Chapter 3 Clipping volume, or clipping weight?
The standard for measuring how much a turf sward is growing is to take the dry weight of the clippings mown off the turf.3 This isn’t a realistic option for routine turf management because who has drying ovens? And who can take the time to separate sand from clippings to reduce measurement error (Kreuser et al. 2011)? I find it easiest to measure the volume of the clippings. That’s a fast and easy way to measure the clippings. I don’t like fresh weight as much as volume, because fresh weight requires a scale, has the same problems with sand contamination, and some variation based on water in the samples that I suspect is higher with weight than with volume.4

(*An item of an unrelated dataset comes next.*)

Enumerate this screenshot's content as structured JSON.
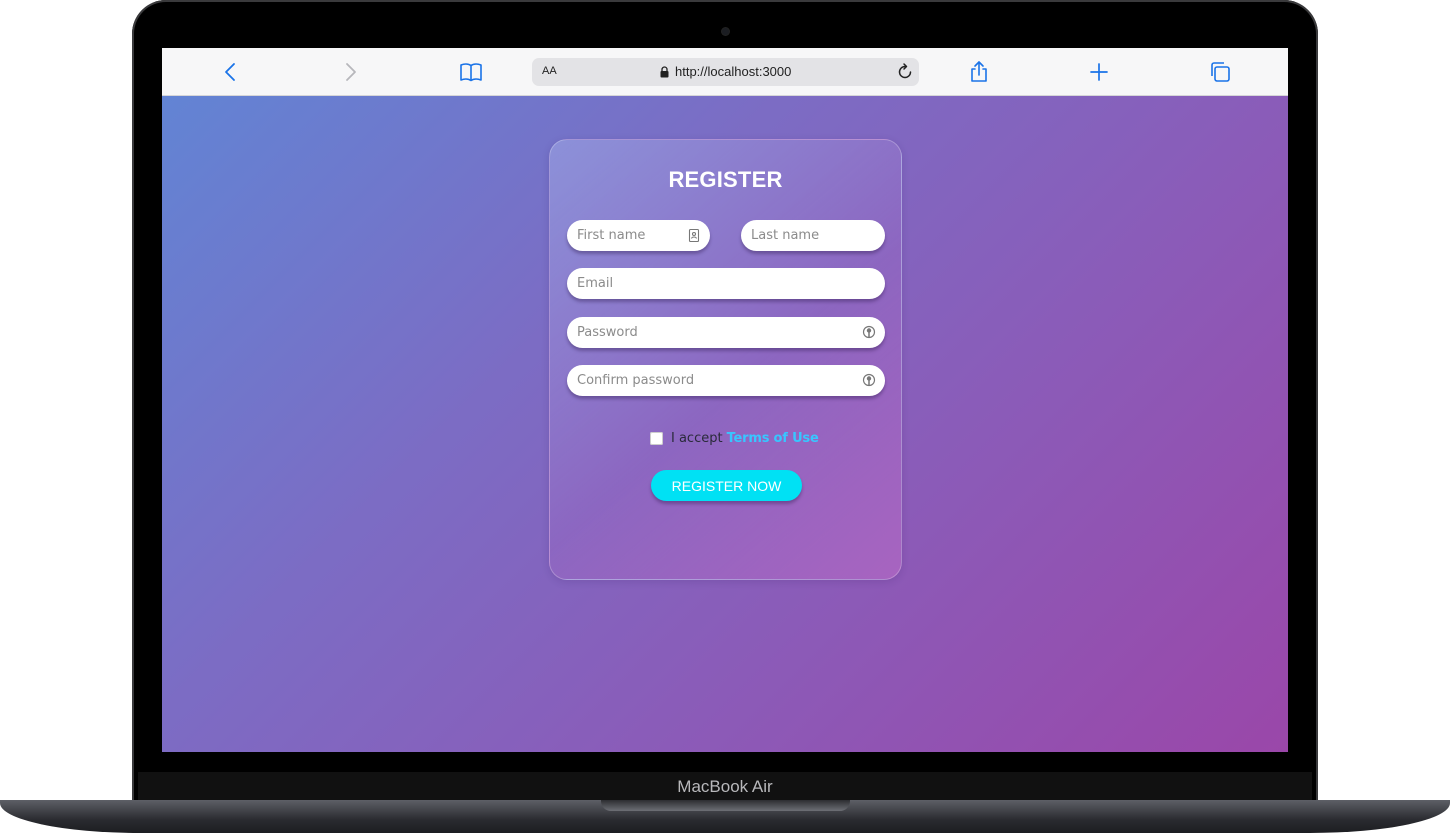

I was at Keya GC in Fukuoka in late May. On three of the greens at Keya, the volume and the fresh weight of the clippings are measured. I don’t recommend this! The only reason the maintenance staff are collecting these data are at my request, as part of a research project.
On May 29, sand topdressing was applied to the greens.
So what happened after that topdressing? Mowing was skipped for a few days. When mowing resumed, see how the ratio of fresh weight to volume spiked? And then took over a week to get back down to what it was prior to topdressing?
That’s the effect of sand contamination in the samples, and it is one of the reasons I prefer routine tracking of clipping volume to the tracking of clipping mass.
Kreuser, William C., Matthew P. Fish, Douglas J. Soldat, and Sam Bauer. 2011. “Removing Sand from Putting Green Clipping Samples Substantially Reduces Clipping Weight Measurement Error.” Crop Science 51: 1268–73. https://doi.org/10.2135/cropsci2010.10.0592.
I wrote this blog post in July 2017 (http://www.asianturfgrass.com/2017-07-04-volume-or-weight/).↩
Jared Nemitz and Adam Moeller have shared information in articles and videos about regular measurement of fresh weight. This video, “How It’s Done: Measuring Clipping Yield From Putting Greens” (https://youtu.be/QtgwEqYmV6A), and the “Improving Management by Collecting Data” case study (http://archive.lib.msu.edu/tic/usgamisc/cs/275023.pdf) describe how fresh clipping weight is measured from the 10th green at the Peninsula Club at each mowing, and explain how that information is put to use (Anonymous 2016).↩